Task objective — Write the entries below out again without a single difference.

Interface dataset entries
┄┄┄┄┄┄┄┄┄┄

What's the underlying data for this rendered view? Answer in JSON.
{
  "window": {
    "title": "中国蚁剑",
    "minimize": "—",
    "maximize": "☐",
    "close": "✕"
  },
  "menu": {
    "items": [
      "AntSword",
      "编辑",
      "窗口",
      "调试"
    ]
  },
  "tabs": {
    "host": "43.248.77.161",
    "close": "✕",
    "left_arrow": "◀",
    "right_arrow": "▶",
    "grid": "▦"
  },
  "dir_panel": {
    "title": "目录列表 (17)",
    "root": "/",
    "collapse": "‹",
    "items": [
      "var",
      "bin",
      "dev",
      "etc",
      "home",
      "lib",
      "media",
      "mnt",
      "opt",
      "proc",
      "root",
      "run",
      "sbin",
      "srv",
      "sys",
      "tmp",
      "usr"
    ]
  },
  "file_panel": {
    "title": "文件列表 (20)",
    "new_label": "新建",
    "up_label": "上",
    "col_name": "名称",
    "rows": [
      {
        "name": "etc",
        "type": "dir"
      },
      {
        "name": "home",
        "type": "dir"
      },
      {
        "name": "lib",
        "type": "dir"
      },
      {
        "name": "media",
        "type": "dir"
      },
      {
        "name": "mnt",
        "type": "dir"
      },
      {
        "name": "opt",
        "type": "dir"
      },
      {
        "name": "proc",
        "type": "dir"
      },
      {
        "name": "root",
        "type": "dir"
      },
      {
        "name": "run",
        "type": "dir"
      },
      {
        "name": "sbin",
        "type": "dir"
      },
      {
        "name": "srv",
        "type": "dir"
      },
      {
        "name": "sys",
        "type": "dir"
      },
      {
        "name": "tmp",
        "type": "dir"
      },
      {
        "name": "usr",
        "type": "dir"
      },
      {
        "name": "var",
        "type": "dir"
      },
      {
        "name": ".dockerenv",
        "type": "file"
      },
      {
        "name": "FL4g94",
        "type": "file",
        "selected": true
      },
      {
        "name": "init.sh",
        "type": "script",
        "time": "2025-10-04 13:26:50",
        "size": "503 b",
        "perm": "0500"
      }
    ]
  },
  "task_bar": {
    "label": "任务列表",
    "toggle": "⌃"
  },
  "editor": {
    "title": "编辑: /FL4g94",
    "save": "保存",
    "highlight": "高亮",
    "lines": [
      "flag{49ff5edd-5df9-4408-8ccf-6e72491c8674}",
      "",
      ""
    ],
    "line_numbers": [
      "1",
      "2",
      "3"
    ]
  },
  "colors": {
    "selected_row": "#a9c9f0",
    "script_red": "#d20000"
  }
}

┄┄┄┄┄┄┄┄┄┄

Answer below —
What's the underlying data for this rendered view? Answer in JSON.
{
  "window": {
    "title": "中国蚁剑",
    "minimize": "—",
    "maximize": "☐",
    "close": "✕"
  },
  "menu": {
    "items": [
      "AntSword",
      "编辑",
      "窗口",
      "调试"
    ]
  },
  "tabs": {
    "host": "43.248.77.161",
    "close": "✕",
    "left_arrow": "◀",
    "right_arrow": "▶",
    "grid": "▦"
  },
  "dir_panel": {
    "title": "目录列表 (17)",
    "root": "/",
    "collapse": "‹",
    "items": [
      "var",
      "bin",
      "dev",
      "etc",
      "home",
      "lib",
      "media",
      "mnt",
      "opt",
      "proc",
      "root",
      "run",
      "sbin",
      "srv",
      "sys",
      "tmp",
      "usr"
    ]
  },
  "file_panel": {
    "title": "文件列表 (20)",
    "new_label": "新建",
    "up_label": "上",
    "col_name": "名称",
    "rows": [
      {
        "name": "etc",
        "type": "dir"
      },
      {
        "name": "home",
        "type": "dir"
      },
      {
        "name": "lib",
        "type": "dir"
      },
      {
        "name": "media",
        "type": "dir"
      },
      {
        "name": "mnt",
        "type": "dir"
      },
      {
        "name": "opt",
        "type": "dir"
      },
      {
        "name": "proc",
        "type": "dir"
      },
      {
        "name": "root",
        "type": "dir"
      },
      {
        "name": "run",
        "type": "dir"
      },
      {
        "name": "sbin",
        "type": "dir"
      },
      {
        "name": "srv",
        "type": "dir"
      },
      {
        "name": "sys",
        "type": "dir"
      },
      {
        "name": "tmp",
        "type": "dir"
      },
      {
        "name": "usr",
        "type": "dir"
      },
      {
        "name": "var",
        "type": "dir"
      },
      {
        "name": ".dockerenv",
        "type": "file"
      },
      {
        "name": "FL4g94",
        "type": "file",
        "selected": true
      },
      {
        "name": "init.sh",
        "type": "script",
        "time": "2025-10-04 13:26:50",
        "size": "503 b",
        "perm": "0500"
      }
    ]
  },
  "task_bar": {
    "label": "任务列表",
    "toggle": "⌃"
  },
  "editor": {
    "title": "编辑: /FL4g94",
    "save": "保存",
    "highlight": "高亮",
    "lines": [
      "flag{49ff5edd-5df9-4408-8ccf-6e72491c8674}",
      "",
      ""
    ],
    "line_numbers": [
      "1",
      "2",
      "3"
    ]
  },
  "colors": {
    "selected_row": "#a9c9f0",
    "script_red": "#d20000"
  }
}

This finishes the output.